Stakeholders agreed Europe must take a stand on child trafficking in sport during a high-level panel session at the European Parliament in Brussels on Tuesday.
MEP Bogdan Wenta said the European Parliament’s Sport Intergroup would table a parliamentary question to the European Commision and place trafficking in sport on the EU political agenda.
“It is crucial to create and raise awareness around the issue of human trafficking as related to professional sport and acknowledge the magnitude of the problem,” said Wenta.
The event – co-hosted by Wenta, non-profit Mission 89, the European Parliament Sport Intergroup, and the Amersi Foundation – was the first time multiple sport stakeholders had met under the same roof in Europe to discuss trafficking in sport – particularly football.
Participants agreed to actively pursue concrete measures to eradicate trafficking in sport.
Attendees included representatives from FIFA, the Premier League, the International Labor Organization, the Office of Sport of the Italian government, Interpol, the United Nations Office on Drugs and Crime, Athletics Integrity Unit, Council of Europe, International Centre for Sport Security, SIGA, the European Football Agents Association, Kampos St-Denis, West Ham United Foundation, the University of Loughborough, University of Liverpool.
A powerful video testimony from football trafficking survivor Matthew Edafe of Nigeria rallied the audience to challenge a status quo where the issue is widely ignored. Edafe, who was recruited in Nigeria and then abandoned en route to Europe by fake agents, called for professional footballers to take a leading role in educating young Africans on legitimate pathways to a career in professional sport.
“The EU should not ignore the importance of trafficking in sport and its dramatic impact due to Europe’s attractiveness for youth athletes,” said Mission 89 Executive Director Lerina Bright. “This gives a responsibility to re-open discussion inside Parliament and for this subject to be debated until a structured and sustainable solution can be proposed.”

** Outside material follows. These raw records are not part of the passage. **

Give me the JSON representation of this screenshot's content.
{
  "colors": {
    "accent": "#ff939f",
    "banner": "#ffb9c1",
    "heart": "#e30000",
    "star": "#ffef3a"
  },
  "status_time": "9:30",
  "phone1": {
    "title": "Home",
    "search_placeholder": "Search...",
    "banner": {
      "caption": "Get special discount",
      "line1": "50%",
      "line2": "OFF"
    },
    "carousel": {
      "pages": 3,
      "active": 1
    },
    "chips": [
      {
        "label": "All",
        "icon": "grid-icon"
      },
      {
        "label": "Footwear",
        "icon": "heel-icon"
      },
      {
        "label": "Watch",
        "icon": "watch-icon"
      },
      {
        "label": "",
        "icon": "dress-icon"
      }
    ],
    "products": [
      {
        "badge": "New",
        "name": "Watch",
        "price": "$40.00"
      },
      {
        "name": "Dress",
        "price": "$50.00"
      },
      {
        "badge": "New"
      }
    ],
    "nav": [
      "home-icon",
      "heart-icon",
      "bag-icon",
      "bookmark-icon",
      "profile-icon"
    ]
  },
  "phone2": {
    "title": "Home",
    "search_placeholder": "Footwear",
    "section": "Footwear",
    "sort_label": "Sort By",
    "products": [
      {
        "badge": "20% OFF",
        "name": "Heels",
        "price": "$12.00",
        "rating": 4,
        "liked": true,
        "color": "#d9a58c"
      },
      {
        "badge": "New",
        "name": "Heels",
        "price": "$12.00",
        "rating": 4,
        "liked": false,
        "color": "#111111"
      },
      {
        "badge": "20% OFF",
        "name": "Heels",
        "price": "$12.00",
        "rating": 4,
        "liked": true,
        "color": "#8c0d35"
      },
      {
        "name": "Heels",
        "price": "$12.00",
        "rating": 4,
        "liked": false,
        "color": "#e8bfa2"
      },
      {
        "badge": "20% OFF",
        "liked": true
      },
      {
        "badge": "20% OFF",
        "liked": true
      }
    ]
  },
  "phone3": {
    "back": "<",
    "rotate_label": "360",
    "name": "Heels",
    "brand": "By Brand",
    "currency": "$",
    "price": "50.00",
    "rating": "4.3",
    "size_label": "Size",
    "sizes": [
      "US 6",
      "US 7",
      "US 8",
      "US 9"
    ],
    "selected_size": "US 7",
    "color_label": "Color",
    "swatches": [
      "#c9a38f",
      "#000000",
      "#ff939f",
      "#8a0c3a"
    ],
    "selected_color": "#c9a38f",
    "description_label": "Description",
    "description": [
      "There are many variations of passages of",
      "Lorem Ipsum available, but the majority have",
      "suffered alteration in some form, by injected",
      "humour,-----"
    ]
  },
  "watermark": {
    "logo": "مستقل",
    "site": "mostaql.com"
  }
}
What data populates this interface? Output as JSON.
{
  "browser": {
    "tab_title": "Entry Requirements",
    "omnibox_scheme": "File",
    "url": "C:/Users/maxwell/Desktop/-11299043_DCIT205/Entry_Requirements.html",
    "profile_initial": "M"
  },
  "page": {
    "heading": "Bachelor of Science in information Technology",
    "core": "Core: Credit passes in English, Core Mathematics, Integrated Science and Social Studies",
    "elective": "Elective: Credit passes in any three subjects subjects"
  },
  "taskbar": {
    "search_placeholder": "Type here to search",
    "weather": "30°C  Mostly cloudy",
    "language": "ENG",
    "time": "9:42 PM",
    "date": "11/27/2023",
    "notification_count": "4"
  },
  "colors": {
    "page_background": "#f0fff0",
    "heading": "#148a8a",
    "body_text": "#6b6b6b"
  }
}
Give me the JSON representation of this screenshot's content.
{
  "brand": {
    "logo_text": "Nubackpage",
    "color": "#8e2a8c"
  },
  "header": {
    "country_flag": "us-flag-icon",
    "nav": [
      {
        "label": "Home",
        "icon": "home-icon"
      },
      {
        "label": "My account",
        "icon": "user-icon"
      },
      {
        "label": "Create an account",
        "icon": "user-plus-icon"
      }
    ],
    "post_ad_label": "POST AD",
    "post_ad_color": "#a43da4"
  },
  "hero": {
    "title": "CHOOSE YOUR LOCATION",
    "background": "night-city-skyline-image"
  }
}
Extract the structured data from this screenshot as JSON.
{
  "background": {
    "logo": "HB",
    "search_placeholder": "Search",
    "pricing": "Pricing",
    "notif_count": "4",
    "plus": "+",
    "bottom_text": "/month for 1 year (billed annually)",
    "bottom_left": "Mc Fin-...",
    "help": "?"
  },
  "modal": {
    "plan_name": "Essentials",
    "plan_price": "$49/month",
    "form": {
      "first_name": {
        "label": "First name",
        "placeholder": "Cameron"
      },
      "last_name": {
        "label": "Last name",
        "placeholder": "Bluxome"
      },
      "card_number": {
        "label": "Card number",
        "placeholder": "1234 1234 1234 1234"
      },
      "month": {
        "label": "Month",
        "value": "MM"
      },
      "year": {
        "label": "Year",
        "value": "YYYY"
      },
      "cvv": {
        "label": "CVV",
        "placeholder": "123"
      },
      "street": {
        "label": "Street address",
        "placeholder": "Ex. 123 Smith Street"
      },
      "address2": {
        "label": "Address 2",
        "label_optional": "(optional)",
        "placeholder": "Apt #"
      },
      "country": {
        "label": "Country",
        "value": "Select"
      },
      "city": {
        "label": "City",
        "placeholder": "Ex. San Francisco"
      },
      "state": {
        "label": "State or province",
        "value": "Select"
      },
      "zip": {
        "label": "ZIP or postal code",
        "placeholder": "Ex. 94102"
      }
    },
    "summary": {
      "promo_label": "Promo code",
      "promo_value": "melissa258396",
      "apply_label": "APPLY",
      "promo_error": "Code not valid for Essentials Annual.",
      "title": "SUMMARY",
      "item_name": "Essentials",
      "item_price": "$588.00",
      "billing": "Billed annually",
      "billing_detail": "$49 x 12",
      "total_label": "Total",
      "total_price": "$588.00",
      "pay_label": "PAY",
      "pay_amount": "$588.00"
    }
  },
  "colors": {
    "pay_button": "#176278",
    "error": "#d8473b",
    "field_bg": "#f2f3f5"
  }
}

Baroness Young of Hornsey (UK), said the exploitation of children and young adults in sport cannot be tolerated and that collaboration across industry sectors and among stakeholders was “vital”.
“We can’t sweep this issue under the carpet,” Young said. “Addressing it and finding solutions is something we can do. It is easy to sign up to a charter but the next step is asking ourselves what we can actually do. We need leadership and we need people to stand up and say not in our game and commit to something concrete.”
Chris Eaton, a former FIFA and Interpol official who is now a consultant to the International Center for Sports Security, called on FIFA and regional football confederations to register and regulate players agents and register and regulate youth training camps and coaching schools.
Eaton said a publicly available registry of players, agents, and youth training schools would enable families to have confidence in who they are dealing with on behalf of their children.
Media representative Juliet Bawuah described the value of launching educational campaigns through social media to reach aspiring young athletes in Africa.
Mohamed Amersi, of the Amersi Foundation, linked the exploitation of athletes to the broader issue of modern day slavery.
“This was a groundbreaking gathering that took positive steps to address the eradication of youth exploitation and trafficking in sport,” Amersi said. “In terms of purchasing slave made goods, Europe follows the United States as the biggest abuser of modern day slavery. It is important that sport and institutional leaders recognize their important role in changing the status quo and particularly protecting the most vulnerable and marginalized.”
Baroness Young called for the group to reconvene within six months.
“There is a sense of urgency and a willingness to move forward together,” said Baroness Young.